What the task requires:
Every record must be copied out exactly.

Records to process:
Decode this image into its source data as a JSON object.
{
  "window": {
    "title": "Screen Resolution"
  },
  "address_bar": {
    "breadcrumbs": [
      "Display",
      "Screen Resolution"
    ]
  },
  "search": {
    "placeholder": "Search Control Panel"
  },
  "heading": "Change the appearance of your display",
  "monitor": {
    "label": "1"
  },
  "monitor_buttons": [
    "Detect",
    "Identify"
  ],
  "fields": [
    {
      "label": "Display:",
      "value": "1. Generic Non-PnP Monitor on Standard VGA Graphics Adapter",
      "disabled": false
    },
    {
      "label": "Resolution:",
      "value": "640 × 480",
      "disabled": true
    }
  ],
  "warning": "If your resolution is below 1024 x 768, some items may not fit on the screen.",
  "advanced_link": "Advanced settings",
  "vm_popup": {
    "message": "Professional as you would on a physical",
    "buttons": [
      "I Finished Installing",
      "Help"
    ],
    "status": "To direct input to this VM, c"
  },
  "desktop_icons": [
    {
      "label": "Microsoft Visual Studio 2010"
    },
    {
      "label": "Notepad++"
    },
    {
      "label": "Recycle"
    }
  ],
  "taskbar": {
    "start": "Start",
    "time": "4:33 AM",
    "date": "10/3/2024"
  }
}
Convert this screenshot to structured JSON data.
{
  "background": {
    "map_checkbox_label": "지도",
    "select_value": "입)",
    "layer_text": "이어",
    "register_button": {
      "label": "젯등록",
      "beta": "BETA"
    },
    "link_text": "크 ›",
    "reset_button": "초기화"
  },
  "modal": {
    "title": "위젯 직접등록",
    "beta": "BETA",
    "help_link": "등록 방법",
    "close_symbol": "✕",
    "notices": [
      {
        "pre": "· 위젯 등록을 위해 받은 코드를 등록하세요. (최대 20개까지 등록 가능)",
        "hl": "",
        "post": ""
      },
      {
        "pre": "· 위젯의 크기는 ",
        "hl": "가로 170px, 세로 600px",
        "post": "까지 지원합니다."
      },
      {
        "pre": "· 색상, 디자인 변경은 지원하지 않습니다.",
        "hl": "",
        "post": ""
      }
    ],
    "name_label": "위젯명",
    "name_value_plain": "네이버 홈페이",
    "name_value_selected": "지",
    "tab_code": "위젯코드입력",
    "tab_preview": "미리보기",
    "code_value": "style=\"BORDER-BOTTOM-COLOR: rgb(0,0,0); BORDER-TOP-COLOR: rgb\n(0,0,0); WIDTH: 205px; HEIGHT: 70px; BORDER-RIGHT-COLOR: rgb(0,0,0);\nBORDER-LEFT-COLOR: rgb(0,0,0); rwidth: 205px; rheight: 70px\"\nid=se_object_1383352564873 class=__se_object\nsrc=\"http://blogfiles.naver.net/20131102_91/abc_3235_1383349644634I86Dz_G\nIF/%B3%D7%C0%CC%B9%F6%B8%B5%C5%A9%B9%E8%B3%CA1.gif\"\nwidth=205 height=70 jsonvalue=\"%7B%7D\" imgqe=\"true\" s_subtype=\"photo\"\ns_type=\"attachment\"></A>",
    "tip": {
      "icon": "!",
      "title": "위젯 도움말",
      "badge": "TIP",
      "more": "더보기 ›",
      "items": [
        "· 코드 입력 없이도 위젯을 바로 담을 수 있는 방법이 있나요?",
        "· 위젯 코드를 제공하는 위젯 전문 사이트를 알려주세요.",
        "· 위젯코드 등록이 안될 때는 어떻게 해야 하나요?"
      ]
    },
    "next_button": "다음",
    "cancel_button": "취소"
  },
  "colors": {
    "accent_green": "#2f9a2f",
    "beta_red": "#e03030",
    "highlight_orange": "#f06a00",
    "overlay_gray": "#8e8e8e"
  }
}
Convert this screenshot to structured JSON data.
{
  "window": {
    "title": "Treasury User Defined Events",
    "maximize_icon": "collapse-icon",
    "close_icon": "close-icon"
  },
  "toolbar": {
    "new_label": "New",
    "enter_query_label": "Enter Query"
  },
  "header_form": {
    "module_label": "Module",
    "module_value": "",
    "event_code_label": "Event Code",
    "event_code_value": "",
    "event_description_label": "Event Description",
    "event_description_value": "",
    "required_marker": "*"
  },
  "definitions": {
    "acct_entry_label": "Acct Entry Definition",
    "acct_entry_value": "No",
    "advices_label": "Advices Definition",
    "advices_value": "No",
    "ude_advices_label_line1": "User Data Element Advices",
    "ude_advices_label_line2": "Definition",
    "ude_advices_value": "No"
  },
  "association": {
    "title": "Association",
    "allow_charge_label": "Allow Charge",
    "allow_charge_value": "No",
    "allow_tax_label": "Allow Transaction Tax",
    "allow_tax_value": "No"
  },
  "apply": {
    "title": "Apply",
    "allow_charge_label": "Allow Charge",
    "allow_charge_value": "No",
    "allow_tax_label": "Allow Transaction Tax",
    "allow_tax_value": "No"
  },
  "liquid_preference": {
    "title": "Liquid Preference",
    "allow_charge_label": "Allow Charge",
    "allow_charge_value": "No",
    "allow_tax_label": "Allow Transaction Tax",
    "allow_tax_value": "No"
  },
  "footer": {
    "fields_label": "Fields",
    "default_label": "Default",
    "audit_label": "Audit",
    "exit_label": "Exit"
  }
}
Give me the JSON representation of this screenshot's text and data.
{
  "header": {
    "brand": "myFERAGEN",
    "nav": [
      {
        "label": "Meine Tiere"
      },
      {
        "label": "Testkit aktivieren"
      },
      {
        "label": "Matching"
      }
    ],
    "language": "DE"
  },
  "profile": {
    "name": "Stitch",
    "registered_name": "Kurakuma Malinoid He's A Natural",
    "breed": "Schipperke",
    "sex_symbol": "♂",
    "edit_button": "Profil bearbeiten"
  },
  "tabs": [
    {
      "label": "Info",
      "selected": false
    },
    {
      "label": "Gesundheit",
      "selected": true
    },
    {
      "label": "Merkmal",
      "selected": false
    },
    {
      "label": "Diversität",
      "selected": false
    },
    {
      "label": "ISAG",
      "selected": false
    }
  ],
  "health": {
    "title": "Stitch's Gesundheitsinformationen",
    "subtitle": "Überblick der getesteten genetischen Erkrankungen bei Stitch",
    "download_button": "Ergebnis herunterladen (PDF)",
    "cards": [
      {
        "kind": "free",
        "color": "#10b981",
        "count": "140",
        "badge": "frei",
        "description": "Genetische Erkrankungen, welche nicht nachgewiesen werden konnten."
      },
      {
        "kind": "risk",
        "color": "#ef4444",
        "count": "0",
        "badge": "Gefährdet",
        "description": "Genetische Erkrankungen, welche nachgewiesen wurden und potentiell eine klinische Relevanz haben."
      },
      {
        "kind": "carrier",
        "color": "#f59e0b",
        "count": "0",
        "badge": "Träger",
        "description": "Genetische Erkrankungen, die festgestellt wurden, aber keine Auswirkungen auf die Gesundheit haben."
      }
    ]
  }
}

Answer below:
Decode this image into its source data as a JSON object.
{
  "window": {
    "title": "Screen Resolution"
  },
  "address_bar": {
    "breadcrumbs": [
      "Display",
      "Screen Resolution"
    ]
  },
  "search": {
    "placeholder": "Search Control Panel"
  },
  "heading": "Change the appearance of your display",
  "monitor": {
    "label": "1"
  },
  "monitor_buttons": [
    "Detect",
    "Identify"
  ],
  "fields": [
    {
      "label": "Display:",
      "value": "1. Generic Non-PnP Monitor on Standard VGA Graphics Adapter",
      "disabled": false
    },
    {
      "label": "Resolution:",
      "value": "640 × 480",
      "disabled": true
    }
  ],
  "warning": "If your resolution is below 1024 x 768, some items may not fit on the screen.",
  "advanced_link": "Advanced settings",
  "vm_popup": {
    "message": "Professional as you would on a physical",
    "buttons": [
      "I Finished Installing",
      "Help"
    ],
    "status": "To direct input to this VM, c"
  },
  "desktop_icons": [
    {
      "label": "Microsoft Visual Studio 2010"
    },
    {
      "label": "Notepad++"
    },
    {
      "label": "Recycle"
    }
  ],
  "taskbar": {
    "start": "Start",
    "time": "4:33 AM",
    "date": "10/3/2024"
  }
}
Convert this screenshot to structured JSON data.
{
  "background": {
    "map_checkbox_label": "지도",
    "select_value": "입)",
    "layer_text": "이어",
    "register_button": {
      "label": "젯등록",
      "beta": "BETA"
    },
    "link_text": "크 ›",
    "reset_button": "초기화"
  },
  "modal": {
    "title": "위젯 직접등록",
    "beta": "BETA",
    "help_link": "등록 방법",
    "close_symbol": "✕",
    "notices": [
      {
        "pre": "· 위젯 등록을 위해 받은 코드를 등록하세요. (최대 20개까지 등록 가능)",
        "hl": "",
        "post": ""
      },
      {
        "pre": "· 위젯의 크기는 ",
        "hl": "가로 170px, 세로 600px",
        "post": "까지 지원합니다."
      },
      {
        "pre": "· 색상, 디자인 변경은 지원하지 않습니다.",
        "hl": "",
        "post": ""
      }
    ],
    "name_label": "위젯명",
    "name_value_plain": "네이버 홈페이",
    "name_value_selected": "지",
    "tab_code": "위젯코드입력",
    "tab_preview": "미리보기",
    "code_value": "style=\"BORDER-BOTTOM-COLOR: rgb(0,0,0); BORDER-TOP-COLOR: rgb\n(0,0,0); WIDTH: 205px; HEIGHT: 70px; BORDER-RIGHT-COLOR: rgb(0,0,0);\nBORDER-LEFT-COLOR: rgb(0,0,0); rwidth: 205px; rheight: 70px\"\nid=se_object_1383352564873 class=__se_object\nsrc=\"http://blogfiles.naver.net/20131102_91/abc_3235_1383349644634I86Dz_G\nIF/%B3%D7%C0%CC%B9%F6%B8%B5%C5%A9%B9%E8%B3%CA1.gif\"\nwidth=205 height=70 jsonvalue=\"%7B%7D\" imgqe=\"true\" s_subtype=\"photo\"\ns_type=\"attachment\"></A>",
    "tip": {
      "icon": "!",
      "title": "위젯 도움말",
      "badge": "TIP",
      "more": "더보기 ›",
      "items": [
        "· 코드 입력 없이도 위젯을 바로 담을 수 있는 방법이 있나요?",
        "· 위젯 코드를 제공하는 위젯 전문 사이트를 알려주세요.",
        "· 위젯코드 등록이 안될 때는 어떻게 해야 하나요?"
      ]
    },
    "next_button": "다음",
    "cancel_button": "취소"
  },
  "colors": {
    "accent_green": "#2f9a2f",
    "beta_red": "#e03030",
    "highlight_orange": "#f06a00",
    "overlay_gray": "#8e8e8e"
  }
}
Convert this screenshot to structured JSON data.
{
  "window": {
    "title": "Treasury User Defined Events",
    "maximize_icon": "collapse-icon",
    "close_icon": "close-icon"
  },
  "toolbar": {
    "new_label": "New",
    "enter_query_label": "Enter Query"
  },
  "header_form": {
    "module_label": "Module",
    "module_value": "",
    "event_code_label": "Event Code",
    "event_code_value": "",
    "event_description_label": "Event Description",
    "event_description_value": "",
    "required_marker": "*"
  },
  "definitions": {
    "acct_entry_label": "Acct Entry Definition",
    "acct_entry_value": "No",
    "advices_label": "Advices Definition",
    "advices_value": "No",
    "ude_advices_label_line1": "User Data Element Advices",
    "ude_advices_label_line2": "Definition",
    "ude_advices_value": "No"
  },
  "association": {
    "title": "Association",
    "allow_charge_label": "Allow Charge",
    "allow_charge_value": "No",
    "allow_tax_label": "Allow Transaction Tax",
    "allow_tax_value": "No"
  },
  "apply": {
    "title": "Apply",
    "allow_charge_label": "Allow Charge",
    "allow_charge_value": "No",
    "allow_tax_label": "Allow Transaction Tax",
    "allow_tax_value": "No"
  },
  "liquid_preference": {
    "title": "Liquid Preference",
    "allow_charge_label": "Allow Charge",
    "allow_charge_value": "No",
    "allow_tax_label": "Allow Transaction Tax",
    "allow_tax_value": "No"
  },
  "footer": {
    "fields_label": "Fields",
    "default_label": "Default",
    "audit_label": "Audit",
    "exit_label": "Exit"
  }
}
Give me the JSON representation of this screenshot's text and data.
{
  "header": {
    "brand": "myFERAGEN",
    "nav": [
      {
        "label": "Meine Tiere"
      },
      {
        "label": "Testkit aktivieren"
      },
      {
        "label": "Matching"
      }
    ],
    "language": "DE"
  },
  "profile": {
    "name": "Stitch",
    "registered_name": "Kurakuma Malinoid He's A Natural",
    "breed": "Schipperke",
    "sex_symbol": "♂",
    "edit_button": "Profil bearbeiten"
  },
  "tabs": [
    {
      "label": "Info",
      "selected": false
    },
    {
      "label": "Gesundheit",
      "selected": true
    },
    {
      "label": "Merkmal",
      "selected": false
    },
    {
      "label": "Diversität",
      "selected": false
    },
    {
      "label": "ISAG",
      "selected": false
    }
  ],
  "health": {
    "title": "Stitch's Gesundheitsinformationen",
    "subtitle": "Überblick der getesteten genetischen Erkrankungen bei Stitch",
    "download_button": "Ergebnis herunterladen (PDF)",
    "cards": [
      {
        "kind": "free",
        "color": "#10b981",
        "count": "140",
        "badge": "frei",
        "description": "Genetische Erkrankungen, welche nicht nachgewiesen werden konnten."
      },
      {
        "kind": "risk",
        "color": "#ef4444",
        "count": "0",
        "badge": "Gefährdet",
        "description": "Genetische Erkrankungen, welche nachgewiesen wurden und potentiell eine klinische Relevanz haben."
      },
      {
        "kind": "carrier",
        "color": "#f59e0b",
        "count": "0",
        "badge": "Träger",
        "description": "Genetische Erkrankungen, die festgestellt wurden, aber keine Auswirkungen auf die Gesundheit haben."
      }
    ]
  }
}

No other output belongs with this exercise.